Show simple item record

dc.contributor.authorWALKER, Neil
dc.date.accessioned2007-06-06T12:54:53Z
dc.date.available2007-06-06T12:54:53Z
dc.date.issued2007
dc.identifier.issn1725-6739
dc.identifier.urihttp://hdl.handle.net/1814/6864
dc.description.abstractThis paper sets out to examine the prospects for EU constitutionalism in the light of the protracted and perhaps insuperable difficulties surrounding the ratification of the 2004 Constitutional Treaty. It argues that these difficulties simply reinforce the need for thinking about the EU's constitutional settlement in non 'finalist' terms. The EU polity has always been and remains dynamic and open-ended, and so the attempt to 'contain' it within a final settlement is probably in practice misconceived, as well as leading to deep disagreement about the terms of any such purported final agreement. The constitutional idea remains a powerful one - a key way for the European polity to think about itself seriously as collective project rather than the sum of it various national parts - provided the association of constitutional thought and method with finalité is broken.en
dc.format.extent203234 bytes
dc.format.mimetypeapplication/pdf
dc.language.isoenen
dc.publisherEuropean University Institute
dc.relation.ispartofseriesEUI LAWen
dc.relation.ispartofseries2007/16en
dc.rightsinfo:eu-repo/semantics/openAccess
dc.subjectEuropean Conventionen
dc.subjectTreaty reformen
dc.subjectconstitutional changeen
dc.subjectconstitution buildingen
dc.subjectreferendumen
dc.subjectidentityen
dc.titleAfter finalité? The Future of the European Constitutional Ideaen
dc.typeWorking Paperen
eui.subscribe.skiptrue

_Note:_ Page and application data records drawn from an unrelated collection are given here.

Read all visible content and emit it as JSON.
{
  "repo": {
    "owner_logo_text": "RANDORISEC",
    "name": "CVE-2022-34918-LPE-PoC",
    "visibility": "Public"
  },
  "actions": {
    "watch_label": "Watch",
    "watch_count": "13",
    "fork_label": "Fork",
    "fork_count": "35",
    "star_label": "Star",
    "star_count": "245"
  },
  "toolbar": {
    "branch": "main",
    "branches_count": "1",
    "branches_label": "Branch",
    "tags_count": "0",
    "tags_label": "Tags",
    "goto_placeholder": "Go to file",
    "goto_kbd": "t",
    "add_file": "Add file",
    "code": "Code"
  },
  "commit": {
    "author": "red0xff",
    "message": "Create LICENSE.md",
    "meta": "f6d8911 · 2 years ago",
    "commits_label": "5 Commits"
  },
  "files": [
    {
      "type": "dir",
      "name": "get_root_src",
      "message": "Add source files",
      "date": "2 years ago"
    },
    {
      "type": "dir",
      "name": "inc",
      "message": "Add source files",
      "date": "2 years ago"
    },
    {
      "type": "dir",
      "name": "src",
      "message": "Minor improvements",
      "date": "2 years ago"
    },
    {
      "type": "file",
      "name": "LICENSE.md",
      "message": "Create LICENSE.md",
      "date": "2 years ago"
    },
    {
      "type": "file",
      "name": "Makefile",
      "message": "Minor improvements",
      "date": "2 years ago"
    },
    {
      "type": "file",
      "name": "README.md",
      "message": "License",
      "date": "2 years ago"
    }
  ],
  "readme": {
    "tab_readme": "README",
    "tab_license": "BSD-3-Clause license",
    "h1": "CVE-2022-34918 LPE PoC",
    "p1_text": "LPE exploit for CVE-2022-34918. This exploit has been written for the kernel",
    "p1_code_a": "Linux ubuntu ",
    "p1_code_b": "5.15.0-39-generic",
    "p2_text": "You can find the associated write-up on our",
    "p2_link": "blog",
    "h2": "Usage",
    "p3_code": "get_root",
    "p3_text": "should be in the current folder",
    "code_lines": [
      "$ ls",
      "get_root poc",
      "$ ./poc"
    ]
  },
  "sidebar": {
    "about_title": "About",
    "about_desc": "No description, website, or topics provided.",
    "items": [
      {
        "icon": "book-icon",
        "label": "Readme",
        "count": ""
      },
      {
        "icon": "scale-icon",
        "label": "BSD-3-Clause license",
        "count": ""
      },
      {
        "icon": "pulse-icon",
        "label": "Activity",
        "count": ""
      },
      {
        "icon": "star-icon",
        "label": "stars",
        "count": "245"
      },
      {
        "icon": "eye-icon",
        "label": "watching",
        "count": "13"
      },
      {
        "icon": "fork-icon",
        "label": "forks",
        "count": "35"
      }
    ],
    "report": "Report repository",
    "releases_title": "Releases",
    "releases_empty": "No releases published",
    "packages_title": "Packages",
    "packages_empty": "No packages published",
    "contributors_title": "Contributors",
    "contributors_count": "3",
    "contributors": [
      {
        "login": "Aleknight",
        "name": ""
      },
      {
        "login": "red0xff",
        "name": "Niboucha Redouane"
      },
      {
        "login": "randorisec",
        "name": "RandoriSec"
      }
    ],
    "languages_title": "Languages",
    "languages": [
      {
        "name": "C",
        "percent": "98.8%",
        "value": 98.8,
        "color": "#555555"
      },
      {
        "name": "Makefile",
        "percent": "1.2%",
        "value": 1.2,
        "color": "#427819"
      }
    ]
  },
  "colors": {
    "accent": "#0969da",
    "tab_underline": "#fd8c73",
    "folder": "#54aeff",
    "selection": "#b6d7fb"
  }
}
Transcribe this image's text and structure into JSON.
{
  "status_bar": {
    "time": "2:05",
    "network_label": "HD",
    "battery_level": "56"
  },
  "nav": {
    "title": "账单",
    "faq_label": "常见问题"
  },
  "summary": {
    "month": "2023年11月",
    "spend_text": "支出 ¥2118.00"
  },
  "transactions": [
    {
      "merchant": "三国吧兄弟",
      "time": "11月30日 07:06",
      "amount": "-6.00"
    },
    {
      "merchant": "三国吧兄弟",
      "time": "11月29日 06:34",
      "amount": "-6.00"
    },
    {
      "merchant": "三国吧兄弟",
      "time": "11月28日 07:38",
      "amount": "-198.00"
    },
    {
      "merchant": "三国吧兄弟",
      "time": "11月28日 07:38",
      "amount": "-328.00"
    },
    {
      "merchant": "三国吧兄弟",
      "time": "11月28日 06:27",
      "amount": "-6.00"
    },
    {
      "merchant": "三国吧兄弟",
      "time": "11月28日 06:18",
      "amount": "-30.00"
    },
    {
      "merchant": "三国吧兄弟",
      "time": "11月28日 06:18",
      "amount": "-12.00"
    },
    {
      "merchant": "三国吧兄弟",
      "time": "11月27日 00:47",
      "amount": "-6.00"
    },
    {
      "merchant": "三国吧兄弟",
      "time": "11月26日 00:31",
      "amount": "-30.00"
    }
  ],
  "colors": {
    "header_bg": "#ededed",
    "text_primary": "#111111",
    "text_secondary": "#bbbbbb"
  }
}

Files in this item

Icon

This item appears in the following Collection(s)

Show simple item record